VMI and System Dynamics
What is VMI? How do system interactions and changes in other areas of the supply chain have anything to do with a packaging manufacturer? These questions share one answer made of three parts:
Learn more about how VMI and system dynamics affect your company and the entire supply chain.
With Knowledge Comes Industry Leadership
Continuous education has proven to keep NCC highly competitive in the industry. The desire to improve as individuals and our company’s processes is part of the culture. Commitment to continuous learning has included ISO Quality Standards, Lean Manufacturing, and Quick Response Manufacturing (QRM). Nelson Container’s development and investment in creative solutions to information systems makes them a leader in the industry.
- Nelson Container employees take the opportunity to evaluate themselves personally and as a company in practical ways that increase organizational efficiencies from the office to the plant floor.
- Nelson Container has been recognized for the use of Lean Principles and incorporating the QRM (Quick Response Manufacturing) philosophy.
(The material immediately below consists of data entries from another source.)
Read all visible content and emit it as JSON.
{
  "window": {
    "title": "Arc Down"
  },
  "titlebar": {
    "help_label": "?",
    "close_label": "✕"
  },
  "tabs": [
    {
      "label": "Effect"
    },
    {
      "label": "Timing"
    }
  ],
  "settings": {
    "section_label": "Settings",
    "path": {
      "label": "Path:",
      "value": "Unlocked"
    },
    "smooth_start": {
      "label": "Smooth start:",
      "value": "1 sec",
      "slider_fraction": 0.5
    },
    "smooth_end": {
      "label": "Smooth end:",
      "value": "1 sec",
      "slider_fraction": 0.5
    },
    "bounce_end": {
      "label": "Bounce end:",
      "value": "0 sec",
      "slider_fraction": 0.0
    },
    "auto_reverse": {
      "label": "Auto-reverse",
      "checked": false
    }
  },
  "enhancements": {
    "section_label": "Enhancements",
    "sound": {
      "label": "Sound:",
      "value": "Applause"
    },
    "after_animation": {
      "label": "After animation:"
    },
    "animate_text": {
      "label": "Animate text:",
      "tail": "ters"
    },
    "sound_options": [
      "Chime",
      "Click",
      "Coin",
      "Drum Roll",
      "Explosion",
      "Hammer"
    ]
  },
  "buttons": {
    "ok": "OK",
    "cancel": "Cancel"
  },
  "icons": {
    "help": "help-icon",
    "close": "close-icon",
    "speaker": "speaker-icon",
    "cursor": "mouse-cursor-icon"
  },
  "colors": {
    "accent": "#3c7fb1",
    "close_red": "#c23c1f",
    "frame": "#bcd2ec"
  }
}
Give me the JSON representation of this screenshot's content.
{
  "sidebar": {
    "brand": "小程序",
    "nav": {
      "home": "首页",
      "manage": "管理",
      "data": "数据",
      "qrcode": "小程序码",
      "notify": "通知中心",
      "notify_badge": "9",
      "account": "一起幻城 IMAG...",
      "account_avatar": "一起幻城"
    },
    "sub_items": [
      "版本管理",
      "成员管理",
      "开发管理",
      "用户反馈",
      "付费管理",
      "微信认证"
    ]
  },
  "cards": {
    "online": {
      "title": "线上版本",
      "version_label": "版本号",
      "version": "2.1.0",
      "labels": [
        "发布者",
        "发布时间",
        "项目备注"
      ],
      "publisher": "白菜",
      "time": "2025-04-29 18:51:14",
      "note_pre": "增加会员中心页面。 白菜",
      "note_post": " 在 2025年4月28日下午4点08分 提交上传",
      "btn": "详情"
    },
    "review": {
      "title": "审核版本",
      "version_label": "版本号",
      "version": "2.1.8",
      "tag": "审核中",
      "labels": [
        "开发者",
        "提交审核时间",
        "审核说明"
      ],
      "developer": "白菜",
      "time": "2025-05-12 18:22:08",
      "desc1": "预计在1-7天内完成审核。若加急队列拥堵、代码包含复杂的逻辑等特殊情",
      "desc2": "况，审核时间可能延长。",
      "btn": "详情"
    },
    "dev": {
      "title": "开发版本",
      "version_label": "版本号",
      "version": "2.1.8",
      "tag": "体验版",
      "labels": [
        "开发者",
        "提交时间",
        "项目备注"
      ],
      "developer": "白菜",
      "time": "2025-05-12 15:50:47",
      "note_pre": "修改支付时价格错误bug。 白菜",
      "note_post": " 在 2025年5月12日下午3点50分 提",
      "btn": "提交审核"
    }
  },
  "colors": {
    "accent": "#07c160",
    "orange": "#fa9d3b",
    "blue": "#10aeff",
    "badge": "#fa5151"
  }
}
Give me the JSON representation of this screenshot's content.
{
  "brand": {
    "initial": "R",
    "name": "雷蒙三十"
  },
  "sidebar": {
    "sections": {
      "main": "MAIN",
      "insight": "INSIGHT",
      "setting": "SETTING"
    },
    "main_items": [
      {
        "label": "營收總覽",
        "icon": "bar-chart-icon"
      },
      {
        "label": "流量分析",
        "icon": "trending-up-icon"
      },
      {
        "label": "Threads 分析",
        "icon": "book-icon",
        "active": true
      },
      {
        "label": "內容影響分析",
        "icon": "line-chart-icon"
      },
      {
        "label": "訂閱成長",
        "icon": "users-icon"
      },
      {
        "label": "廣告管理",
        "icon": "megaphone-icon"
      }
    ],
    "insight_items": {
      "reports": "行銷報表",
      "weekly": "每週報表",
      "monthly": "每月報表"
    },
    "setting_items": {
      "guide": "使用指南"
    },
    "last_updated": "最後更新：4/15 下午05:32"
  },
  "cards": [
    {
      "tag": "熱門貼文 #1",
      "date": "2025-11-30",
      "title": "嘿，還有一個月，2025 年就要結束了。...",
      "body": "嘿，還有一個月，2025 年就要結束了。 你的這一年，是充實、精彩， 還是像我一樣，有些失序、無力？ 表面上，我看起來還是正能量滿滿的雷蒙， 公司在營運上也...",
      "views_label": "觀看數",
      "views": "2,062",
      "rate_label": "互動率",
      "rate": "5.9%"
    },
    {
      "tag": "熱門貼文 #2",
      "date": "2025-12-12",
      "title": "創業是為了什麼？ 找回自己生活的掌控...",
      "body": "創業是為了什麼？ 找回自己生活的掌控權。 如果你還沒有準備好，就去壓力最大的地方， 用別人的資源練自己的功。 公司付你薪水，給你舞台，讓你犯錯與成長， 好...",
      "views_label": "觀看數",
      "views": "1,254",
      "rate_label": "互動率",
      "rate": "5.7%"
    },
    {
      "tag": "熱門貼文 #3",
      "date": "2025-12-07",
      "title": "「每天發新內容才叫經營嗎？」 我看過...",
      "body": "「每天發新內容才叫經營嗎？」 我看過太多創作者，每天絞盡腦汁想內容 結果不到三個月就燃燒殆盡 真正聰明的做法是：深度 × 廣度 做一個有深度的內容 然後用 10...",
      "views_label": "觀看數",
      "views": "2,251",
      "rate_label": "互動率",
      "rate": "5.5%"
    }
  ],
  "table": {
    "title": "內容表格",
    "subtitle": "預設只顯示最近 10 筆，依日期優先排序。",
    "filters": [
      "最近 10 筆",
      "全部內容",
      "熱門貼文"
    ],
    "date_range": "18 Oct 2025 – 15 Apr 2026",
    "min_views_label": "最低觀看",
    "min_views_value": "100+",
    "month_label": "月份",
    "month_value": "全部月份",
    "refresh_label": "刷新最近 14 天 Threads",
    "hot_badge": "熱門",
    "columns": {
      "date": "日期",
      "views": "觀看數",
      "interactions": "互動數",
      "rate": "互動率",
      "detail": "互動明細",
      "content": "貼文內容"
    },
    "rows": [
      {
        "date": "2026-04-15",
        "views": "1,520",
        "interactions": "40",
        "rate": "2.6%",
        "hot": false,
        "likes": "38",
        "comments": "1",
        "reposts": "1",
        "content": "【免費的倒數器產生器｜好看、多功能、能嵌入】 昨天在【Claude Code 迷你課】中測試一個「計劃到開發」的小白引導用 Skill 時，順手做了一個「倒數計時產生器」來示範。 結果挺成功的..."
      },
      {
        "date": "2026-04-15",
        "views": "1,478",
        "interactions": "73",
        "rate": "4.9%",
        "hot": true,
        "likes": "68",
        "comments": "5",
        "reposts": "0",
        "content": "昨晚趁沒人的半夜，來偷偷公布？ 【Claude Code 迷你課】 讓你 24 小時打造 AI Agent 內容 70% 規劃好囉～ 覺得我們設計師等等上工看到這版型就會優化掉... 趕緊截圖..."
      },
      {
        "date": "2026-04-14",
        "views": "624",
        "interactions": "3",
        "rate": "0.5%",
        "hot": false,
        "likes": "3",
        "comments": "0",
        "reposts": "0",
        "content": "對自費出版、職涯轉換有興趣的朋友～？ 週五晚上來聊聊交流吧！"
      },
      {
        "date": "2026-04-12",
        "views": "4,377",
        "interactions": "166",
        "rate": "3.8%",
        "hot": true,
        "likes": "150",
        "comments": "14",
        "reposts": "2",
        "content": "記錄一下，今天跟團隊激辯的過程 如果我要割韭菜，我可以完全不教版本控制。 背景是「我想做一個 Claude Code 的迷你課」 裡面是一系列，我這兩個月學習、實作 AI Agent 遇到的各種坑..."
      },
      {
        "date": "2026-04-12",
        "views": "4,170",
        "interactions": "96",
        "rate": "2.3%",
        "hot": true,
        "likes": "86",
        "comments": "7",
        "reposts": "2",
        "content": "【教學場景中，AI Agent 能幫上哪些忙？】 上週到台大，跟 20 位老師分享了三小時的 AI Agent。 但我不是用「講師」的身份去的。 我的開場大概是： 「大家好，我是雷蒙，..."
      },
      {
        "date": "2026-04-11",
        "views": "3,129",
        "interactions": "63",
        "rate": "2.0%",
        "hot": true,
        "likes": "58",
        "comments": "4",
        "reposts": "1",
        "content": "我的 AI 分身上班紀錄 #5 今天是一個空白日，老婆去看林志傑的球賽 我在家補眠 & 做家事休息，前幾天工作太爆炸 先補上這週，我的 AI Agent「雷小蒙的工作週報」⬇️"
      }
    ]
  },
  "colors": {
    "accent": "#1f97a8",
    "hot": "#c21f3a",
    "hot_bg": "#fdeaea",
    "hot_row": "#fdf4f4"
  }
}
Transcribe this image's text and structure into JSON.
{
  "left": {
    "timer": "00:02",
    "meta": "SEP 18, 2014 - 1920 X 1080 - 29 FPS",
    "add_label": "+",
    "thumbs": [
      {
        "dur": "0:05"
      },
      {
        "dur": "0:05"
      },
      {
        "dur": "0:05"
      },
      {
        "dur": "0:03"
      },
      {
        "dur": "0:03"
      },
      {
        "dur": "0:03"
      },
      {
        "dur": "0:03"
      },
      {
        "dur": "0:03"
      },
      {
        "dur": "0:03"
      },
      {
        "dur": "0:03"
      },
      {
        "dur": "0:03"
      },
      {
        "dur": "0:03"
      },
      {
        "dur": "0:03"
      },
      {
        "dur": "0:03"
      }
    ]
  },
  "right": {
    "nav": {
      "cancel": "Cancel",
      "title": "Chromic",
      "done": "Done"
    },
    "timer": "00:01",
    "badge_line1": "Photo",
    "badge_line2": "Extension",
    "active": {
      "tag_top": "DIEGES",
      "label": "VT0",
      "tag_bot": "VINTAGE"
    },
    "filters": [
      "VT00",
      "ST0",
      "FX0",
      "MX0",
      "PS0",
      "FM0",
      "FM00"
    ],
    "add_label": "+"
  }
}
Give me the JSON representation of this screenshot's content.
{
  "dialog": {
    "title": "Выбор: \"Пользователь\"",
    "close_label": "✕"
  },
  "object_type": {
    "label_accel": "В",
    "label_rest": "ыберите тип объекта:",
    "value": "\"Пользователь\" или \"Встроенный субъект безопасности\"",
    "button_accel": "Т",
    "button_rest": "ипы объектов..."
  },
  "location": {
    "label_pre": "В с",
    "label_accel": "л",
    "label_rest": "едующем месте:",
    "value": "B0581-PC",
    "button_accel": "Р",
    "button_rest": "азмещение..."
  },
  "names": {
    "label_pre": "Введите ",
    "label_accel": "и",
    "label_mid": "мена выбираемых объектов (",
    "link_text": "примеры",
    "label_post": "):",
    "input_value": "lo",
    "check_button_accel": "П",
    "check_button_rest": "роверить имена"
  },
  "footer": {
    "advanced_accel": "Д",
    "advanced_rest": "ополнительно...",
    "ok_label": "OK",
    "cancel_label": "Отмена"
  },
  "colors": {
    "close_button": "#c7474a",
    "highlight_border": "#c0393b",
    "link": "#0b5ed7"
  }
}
They have hosted seminars and tours for both Moraine Park Technical College and UW Madison’s Center for QRM. NCC has incorporated QRM in all phases of manufacturing and office operations.
- NCC is proud to be an educational source of the corrugated industry to its customers by offering “Corrugated” seminars and other educational box lunches. The team takes the time to learn and understand their customer’s products, their industry, and their processes.
- Nelson Container is dedicated to the success of its strategic partnerships. It collaborates on process innovations with customers and suppliers, helping them become more efficient and responsive. This collaboration has improved the infrastructure of its supply chain.
The 5 Steps of Lean Principles
- Specify value from the standpoint of the end customer by product family
- Identify all the steps in the value stream for each product family, eliminating whenever possible those steps that do not create value
- Make the value-creating steps occur in tight sequence so the product will flow smoothly toward the customer
- As flow is introduced, let customer pull value from the next upstream activity
- As value is specified, value streams are identified, wasted steps are removed, and flow and pull are introduced, begin the process again and continue it until a state of perfection is reached in which perfect value is created with no waste
* this and more information about Lean can be found at the LEI website
MCT (MANUFACTURING CRITICAL PATH TIME)
NCC has long been an advocate of the QRM (Quick Response Manufacturing) philosophy developed by UW-Madison Professor Rajan Suri and adapted by many manufacturers in Wisconsin and across the United States. The central concept of QRM is to evaluate all processes according to time. Once the processes requiring the largest amount of time are identified, various Lean techniques are used to reduce the amount of time that the process requires.
This year, after partnering with the QRM Center, NCC has started evaluating our processes using MCT (Manufacturing Critical Path Time). MCT is not that different from Lead Time. It looks at the length of time it takes to deliver an order to the customer. The key difference is that in calculating MCT a company also has to account for the amount of time a product might be waiting at a point in the process.
NCC prides itself on being responsive to companies that are dynamic and changing. By driving our MCT down further, we’re able to be just as responsive as the customers we serve.
For example, a company tells their customers that they have a 24-hour Lead Time. This doesn’t necessarily mean that the company is as effective as it could be. The customer might not be aware of the fact that, in order to have a 24-hour Lead Time, the company had a 2 million square foot warehouse with 500,000 SKUs. This would indicate that a company had a large amount of resources tied up with inventory instead of being used to improve and make certain they meet said lead times. For companies serving customers that frequently change their product line, this is not an effective model.